I cannot disprove such a statement, just as I cannot disprove solipsism. But what is the point? There is no evidence for such thinking. The view has no benefits. It cannot predict or explain anything. And it discards most of the best of human knowledge.
I am flabbergasted at the sloppy thinking of our intellectual leaders.
Update: Andrei writes:
Superdeterminism is a generic concept like “field theory”. Is it possible for a field theory to predict telepathy? Yes. Does it mean that all field theories are non-scientific? Not really. General relativity or electrodynamics are field theories and are universally accepted as science. ... the superdeterministic theory that reproduces QM would not predict telepathy either.His argument is that someone might construct a superdeterministic theory that reproduces known physics, and so that would be scientific.
No. He could say the same about solipsism, simulation, or anything else that denies reality. Under those theories, no one can do any experiments to test the theory, so there cannot be anything scientific about them.
Yes, I really believe that belief or disbelief in MWI should have no bearing whatsoever on what risks you’re willing to take in your life. Or to put it differently: whatever about MWI causes you to think it would bear on that, that’s precisely the part you need to discard in order to continue along the Zen path.He is also denying reality. Under MWI, he has no ability to take risks. If, say, he goes skydiving, he will crash in some branches and land safely in others. MWI has no way of saying which branches are more likely. The concept makes no sense in MWI, as the copy of him that survives will think that he is the real Scott, and nothing bad happened. He also has no free will in MWI, as every apparent choice puts him in a branch, but the opposite choice puts him in another branch and that Scott will think that he made that opposite choice.
All these forms of solipsism are unscientific, and nothing in life makes any sense if you believe in them. Andrei and Scott both pretend that you can adopt these beliefs, and go on with life just as before. You cannot.
Update: Scott responds:

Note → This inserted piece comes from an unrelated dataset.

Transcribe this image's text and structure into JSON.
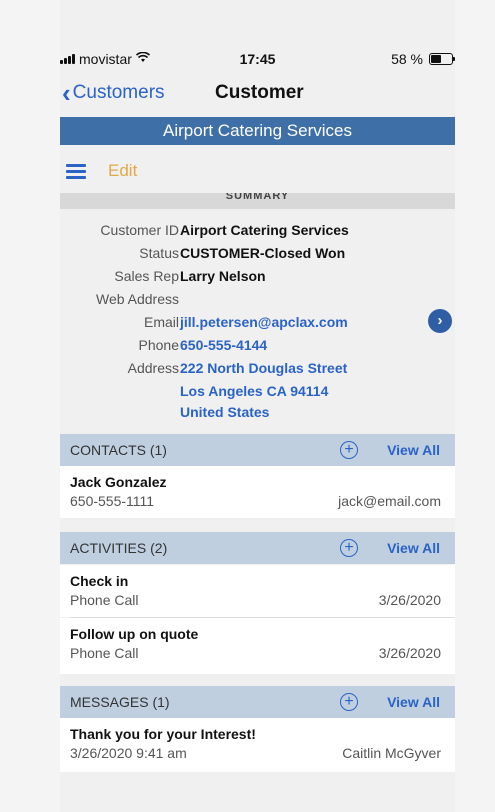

My argument is simply that the superdeterministic theory that does all these wonderful things — e.g., naturally reproduce QM while not superluminal signaling or telepathy — is a nonexistent construct. I personally see no reason why anything like it should exist; at any rate it doesn’t exist at present. But it’s more than that: I don’t accept the framing that this is a “promising research program that just needs more time to succeed.” I’ve seen nothing — nothing — of the slightest scientific interest ever come out of it. I don’t see why anything would, given thatI agree with all that, but the same could be said for many-worlds and the other solipsist theories. In particular (1) MWI was motivated by people with a philosophical objection to Copenhagen QM, and searched for an exotic way to avoid measurements; and (2) the mechanism is a form of magic that defies all scientific analysis.

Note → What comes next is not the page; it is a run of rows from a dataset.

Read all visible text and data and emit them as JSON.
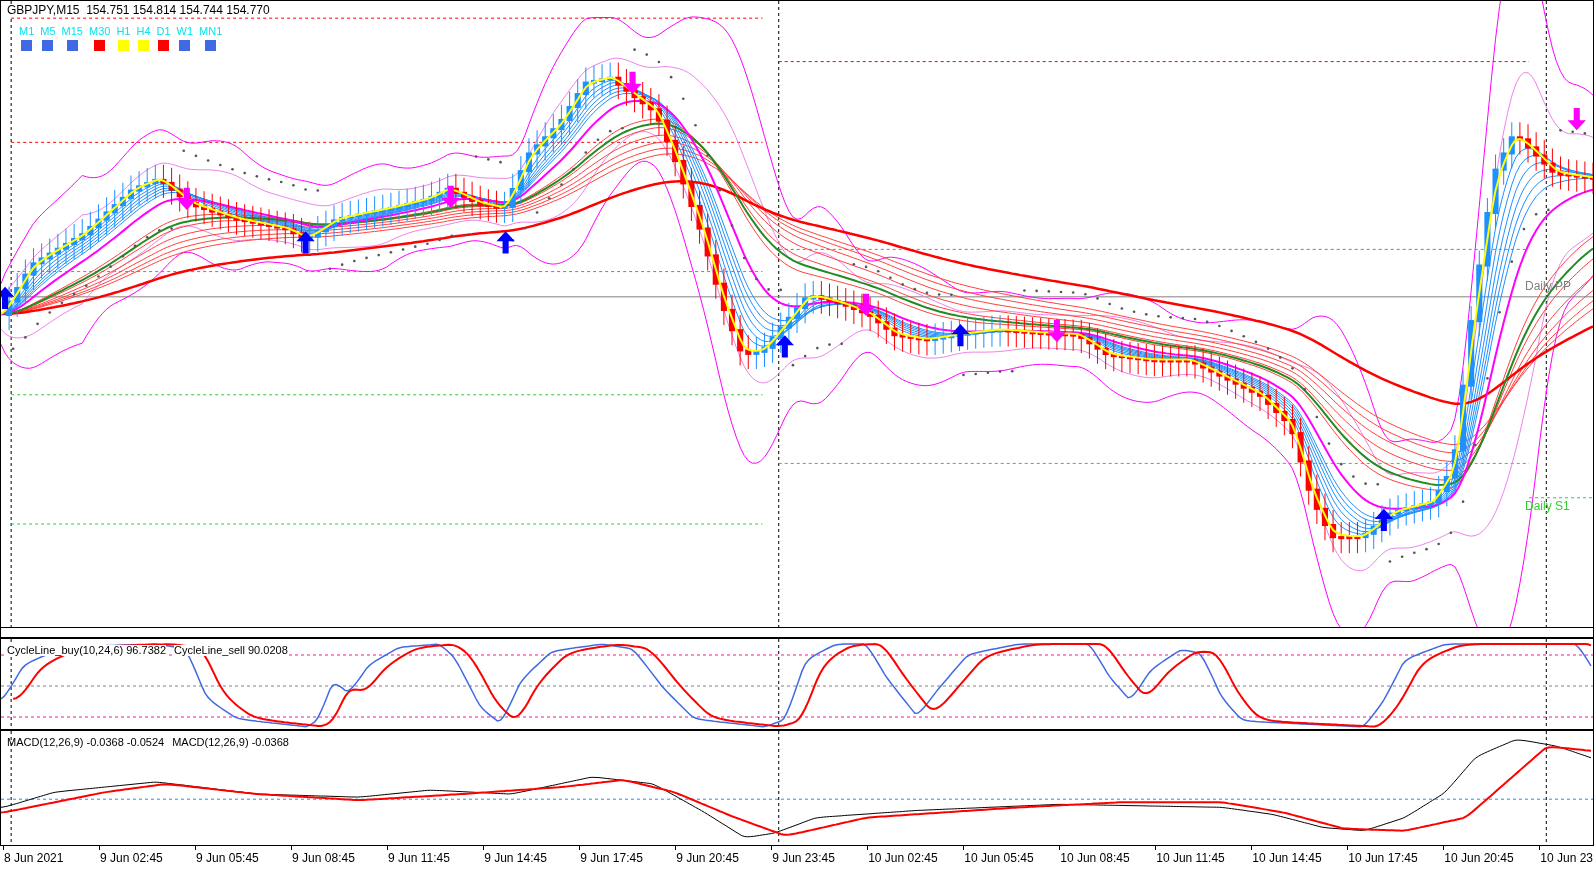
{
  "chart": {
    "symbol_line": "GBPJPY,M15  154.751 154.814 154.744 154.770",
    "timeframes": [
      {
        "label": "M1",
        "color": "#4169e1"
      },
      {
        "label": "M5",
        "color": "#4169e1"
      },
      {
        "label": "M15",
        "color": "#4169e1"
      },
      {
        "label": "M30",
        "color": "#ff0000"
      },
      {
        "label": "H1",
        "color": "#ffff00"
      },
      {
        "label": "H4",
        "color": "#ffff00"
      },
      {
        "label": "D1",
        "color": "#ff0000"
      },
      {
        "label": "W1",
        "color": "#4169e1"
      },
      {
        "label": "MN1",
        "color": "#4169e1"
      }
    ],
    "levels": [
      {
        "label": "Daily PP",
        "color": "#808080"
      },
      {
        "label": "Daily S1",
        "color": "#32cd32"
      }
    ]
  },
  "cycle_pane": {
    "labels": [
      "CycleLine_buy(10,24,6) 96.7382",
      "CycleLine_sell 90.0208"
    ]
  },
  "macd_pane": {
    "labels": [
      "MACD(12,26,9) -0.0368 -0.0524",
      "MACD(12,26,9) -0.0368"
    ]
  },
  "time_axis": [
    "8 Jun 2021",
    "9 Jun 02:45",
    "9 Jun 05:45",
    "9 Jun 08:45",
    "9 Jun 11:45",
    "9 Jun 14:45",
    "9 Jun 17:45",
    "9 Jun 20:45",
    "9 Jun 23:45",
    "10 Jun 02:45",
    "10 Jun 05:45",
    "10 Jun 08:45",
    "10 Jun 11:45",
    "10 Jun 14:45",
    "10 Jun 17:45",
    "10 Jun 20:45",
    "10 Jun 23"
  ]
}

(1) its original motivation was a terrible one (basically, people who didn’t understand the Bell inequality, and then after it was finally explained to them, searched for some arbitrarily exotic way in which they might still be right), and
(2) the “mechanism” they decided on is effectively indistinguishable from magic — it’s just that you arbitrarily declare that this magic is only for violating the Bell inequality, and not for any of the more interesting things that magic would seem able to do once you introduce it into the universe.
Scott does not agree with that, of course, as he has joined the MWI cult. He just brushes aside the magic by calling it Zen.